Britain’s Largest Aircraft Carrier to be Homeported in Norfolk for Months to Come

Anyone with a view of Hampton Roads harbor might notice something a little different in the near future.  Britain’s HMS Prince of Wales (no, not the one who married Kate Middleton; we mean the British aircraft carrier!) will be based at Naval Station Norfolk for the next few months. The U.K.’s carrier will come in and out of Norfolk as it carries out joint exercises with the U.S. Navy.

The ship is the largest in the British fleet, though it is smaller than the American Nimitz and Ford class carriers that are often visible in the area. It’s also light blue compared to our gray aircraft carriers. Ford class carriers are 337 meters longs, and the Prince of Wales is 280. The Prince of Wales is easy to spot because of its pair of islands. Islands are the superstructure on an otherwise flat carrier deck.
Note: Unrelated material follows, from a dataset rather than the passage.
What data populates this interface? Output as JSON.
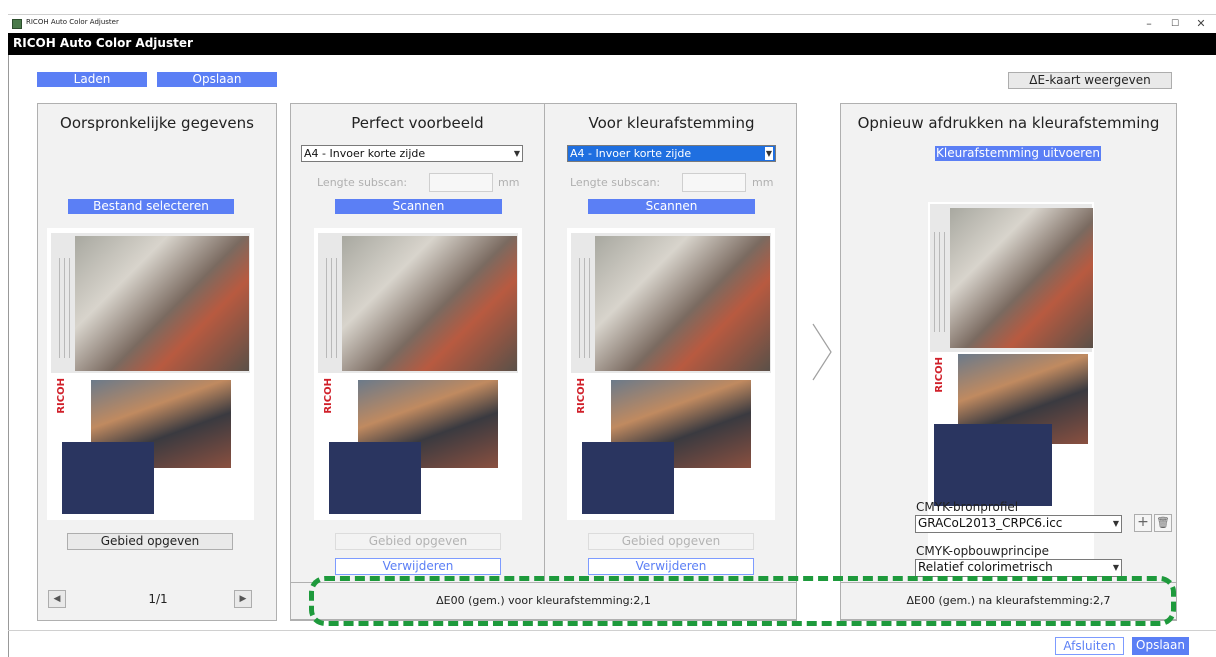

In addition to the two islands, the Prince of Wales has a very noticeable “ski jump” on the bow. This up-turned aircraft launch caters to Short Take-Off and Vertical Landing (STOVL)  aircraft. 

The Prince of Wales is designed exclusively for STOVL aircraft. It does not have a catapult or arrestor gear for landing traditional aircraft  It will be hosting Merlin helicopters, MV-22 Ospreys (while visiting the U.S.), and the F35B fighter. The Lockheed Martin F35B is a stealth fighter that can direct its thrust down, allowing for a short takeoffs and landings.  

According to the Royal Navy, “We see these ships as maritime platforms, adaptable and powerful, ready to deliver carrier strike missions, enforce no-fly zones, deploy Royal Marine Commandos, deliver humanitarian aid, and build international partnerships.” 

Interestingly, the ship is powered by Rolls Royce gas turbine engines, making it different from U.S. Navy carriers. Our carriers are nuclear powered and only need refueling about every 10 years.

The British ship is also optimized for drone use. The Royal Navy is testing Mojave drones, which can carry supplies as well as surveillance equipment and weapons. The Mojave drone has just completed supply flight testing. This use will allow supplies to be delivered to the ship on a regular basis, without the Navy having to deploy manned aircraft.  

While on the East Coast, the Prince of Wales will be working jointly with U.S. forces. The British carrier intends to practice takeoffs and landings in the rough waters of the western Atlantic during our windy fall weather that can even include hurricanes. On October 6, British personnel flew the MV-22 Osprey, a tilt-motor aircraft, successfully from the deck of the warship.  Ospreys can fly faster, higher, and longer than British Merlin helicopters.  

The Royal Navy is posting frequent updates of the ship’s visit to the U.S. You can follow along here.

-Kendall Osborne